Virginia Tech Dining Services has received its first Governor's Environmental Excellence award, a bronze rating, for its sustainability efforts on campus.
As Virginia Tech continues to strengthen its national reputation for outstanding dining, Dining Services continues to work to stay at the leading edge of foodservice trends. In recent years, the department has focused building a stronger sustainable food system at the university.
“This award recognizes our efforts to create sustainable dining options through collaborations on campus," said Rial Tombes, sustainability coordinator for dining services.
The Farms and Fields Project in Owens Food Court is the gold standard for sustainable dining at Virginia Tech. This shop offers sustainable, organic, and local options throughout the school year.
Dining Services has also partnered with the College of Agriculture and Life Sciences to bring milk from the Virginia Tech Dairy, meat from the Department of Animal and Poultry Sciences meat lab, and produce from the research facility at Kentland Farm into dining facilities.
In addition to providing fresh, local food, dining services has worked hard to ensure customers are educated about sustainable disposal of waste. Two new programs established this year, the Reusable To-Go Container program and Sit ‘n Sort, have acted as the first step toward offering more environmentally friendly to-go options in dining facilities and helped customers effectively sort trash.
The sustainable dining program offers the campus community an opportunity to have a conversation about the importance of sustainability on campus and beyond.
“We're using the mission of a land grant institution to create sustainable dining solutions for the future,” said Tombes.
Moving forward, Dining Services hopes to continue engaging students in sustainable dining programs to further promote a culture of sustainability on campus.
2014 marks the 25th anniversary of the Environment Virginia Symposium, an event that recognizes achievement in environmental programs, environmental projects, land-conservation programs, or land-conservation projects in Virginia.

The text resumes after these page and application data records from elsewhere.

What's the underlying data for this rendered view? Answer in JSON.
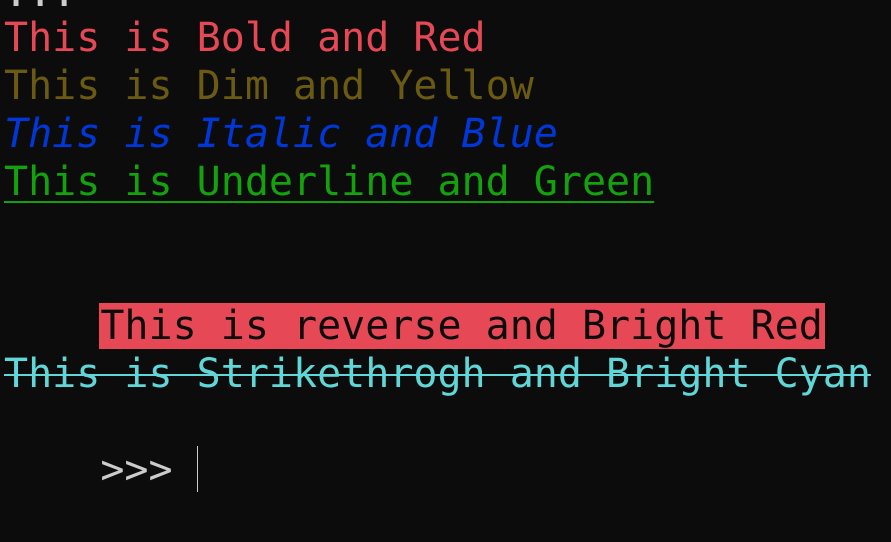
{
  "terminal": {
    "background": "#0c0c0c",
    "lines": {
      "partial_top": "...",
      "bold_red": "This is Bold and Red",
      "dim_yellow": "This is Dim and Yellow",
      "italic_blue": "This is Italic and Blue",
      "underline_green": "This is Underline and Green",
      "reverse_bright_red": "This is reverse and Bright Red",
      "strike_bright_cyan": "This is Strikethrogh and Bright Cyan",
      "prompt": ">>>"
    },
    "colors": {
      "red": "#e74856",
      "dim_yellow": "#6b5a12",
      "blue": "#0037da",
      "green": "#13a10e",
      "bright_red_bg": "#e74856",
      "reverse_fg": "#0c0c0c",
      "bright_cyan": "#61d6d6",
      "default_fg": "#cccccc"
    }
  }
}
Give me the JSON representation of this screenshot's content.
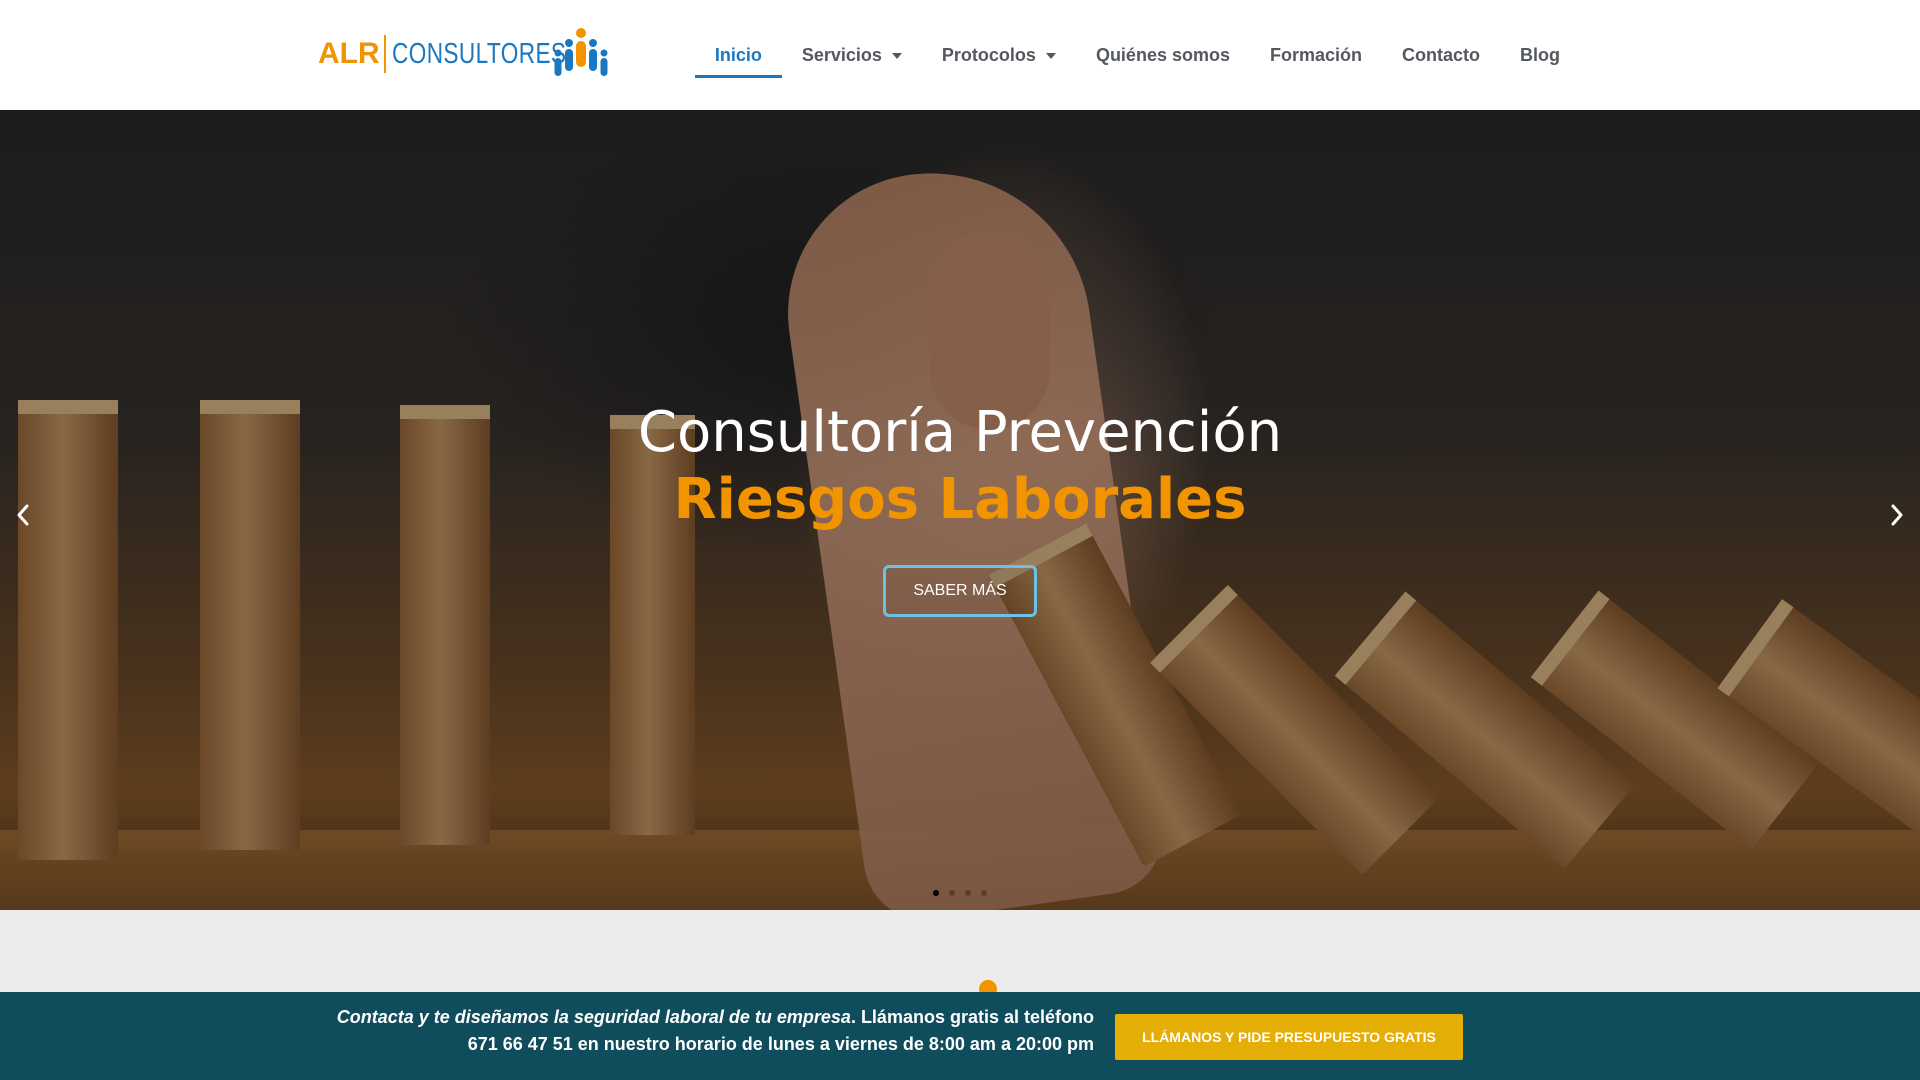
{
  "brand": {
    "logo_alr": "ALR",
    "logo_consultores": "CONSULTORES",
    "primary_color": "#1a78c2",
    "accent_color": "#f29400"
  },
  "nav": {
    "items": [
      {
        "label": "Inicio",
        "active": true
      },
      {
        "label": "Servicios",
        "has_dropdown": true
      },
      {
        "label": "Protocolos",
        "has_dropdown": true
      },
      {
        "label": "Quiénes somos"
      },
      {
        "label": "Formación"
      },
      {
        "label": "Contacto"
      },
      {
        "label": "Blog"
      }
    ]
  },
  "hero": {
    "title": "Consultoría Prevención",
    "subtitle": "Riesgos Laborales",
    "button_label": "SABER MÁS",
    "prev_icon": "chevron-left-icon",
    "next_icon": "chevron-right-icon",
    "slides_total": 4,
    "active_slide": 1
  },
  "cta_bar": {
    "text_italic": "Contacta y te diseñamos la seguridad laboral de tu empresa",
    "text_rest": ". Llámanos gratis al teléfono",
    "text_line2": "671 66 47 51 en nuestro horario de lunes a viernes de 8:00 am a 20:00 pm",
    "button_label": "LLÁMANOS Y PIDE PRESUPUESTO GRATIS",
    "background": "#0f4c5c",
    "button_color": "#e5ae06"
  }
}
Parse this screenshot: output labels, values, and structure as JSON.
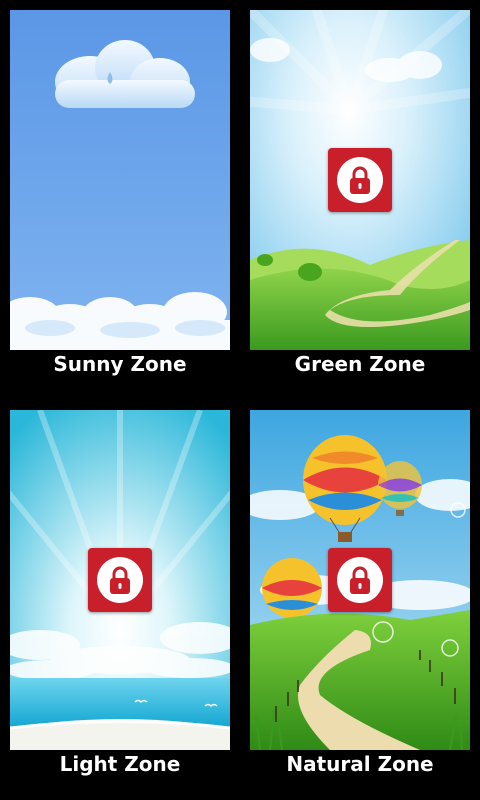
{
  "themes": [
    {
      "label": "Sunny Zone",
      "locked": false
    },
    {
      "label": "Green Zone",
      "locked": true
    },
    {
      "label": "Light Zone",
      "locked": true
    },
    {
      "label": "Natural Zone",
      "locked": true
    }
  ],
  "colors": {
    "background": "#000000",
    "lock_badge": "#c81f2b",
    "label_text": "#ffffff"
  }
}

Dedicated to its motto, Ut Prosim (That I May Serve), Virginia Tech takes a hands-on, engaging approach to education, preparing scholars to be leaders in their fields and communities. As the commonwealth’s most comprehensive university and its leading research institution, Virginia Tech offers 240 undergraduate and graduate degree programs to more than 31,000 students and manages a research portfolio of $513 million. The university fulfills its land-grant mission of transforming knowledge to practice through technological leadership and by fueling economic growth and job creation locally, regionally, and across Virginia.